Most cannot relate to the Vietnam War when the draft was still in force. However, they can relate to changes in Social Security that might affect their retirement date and payments in their old age. They can see the changes in their world that has been wrought by climate change likely caused by previous generations. They can observe their parents who may not be able to afford their retirement and who are becoming dependent on them.

In the not too distant future, we will be a majority minority country, which means different cultures, different perspectives and different attitudes will influence how companies chose to do business.  How will this affect the people you hire, the clients you serve, the awareness you must glean and the acceptance of alternative ideas that you will hear?

What Will Become of Our Business?

  • As clients will want to pay for value delivered in different stages of their lives, it is conceivable we will see a legitimate alternative approach to asset-based pricing.
  • As asset managers find their margins, and in some cases their relevance, increasingly under pressure, many investment choices may simply disappear; and it is possible the passive instruments will not have an active market to prop up their performance.
  • As custodians and broker-dealers experience lower income for trading and asset values, and as reimbursements from fund companies shrink or disappear, the way in which advisors pay for platform access may also change.
  • As new clients begin to realize that the value of an advisor is to help them navigate financial decisions from financing and refinancing, to managing risk, to planning for retirement and for philanthropy, they will begin to recognize that how they are paying may not be aligned with the value they are receiving. In turn, advisors will begin to realize how they are demonstrating their value, what they are reporting on and how they are communicating will also need to change.

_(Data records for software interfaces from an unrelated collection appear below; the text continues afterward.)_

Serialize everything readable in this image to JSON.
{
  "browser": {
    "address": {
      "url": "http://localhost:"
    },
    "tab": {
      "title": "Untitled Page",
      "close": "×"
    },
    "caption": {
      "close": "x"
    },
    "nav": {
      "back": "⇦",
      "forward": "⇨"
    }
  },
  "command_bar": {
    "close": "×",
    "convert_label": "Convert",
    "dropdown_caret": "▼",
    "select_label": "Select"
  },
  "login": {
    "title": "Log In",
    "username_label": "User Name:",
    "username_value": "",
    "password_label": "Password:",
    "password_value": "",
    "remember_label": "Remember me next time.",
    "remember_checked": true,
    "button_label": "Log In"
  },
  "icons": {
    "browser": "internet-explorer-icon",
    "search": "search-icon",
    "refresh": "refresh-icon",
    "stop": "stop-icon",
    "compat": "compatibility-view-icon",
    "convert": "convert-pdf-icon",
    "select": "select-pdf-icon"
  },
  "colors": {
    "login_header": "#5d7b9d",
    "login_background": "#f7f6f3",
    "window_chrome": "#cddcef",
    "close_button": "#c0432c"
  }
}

Indeed, what will become of our business? Leaders of the future will need an infinite mindset to think these challenges through.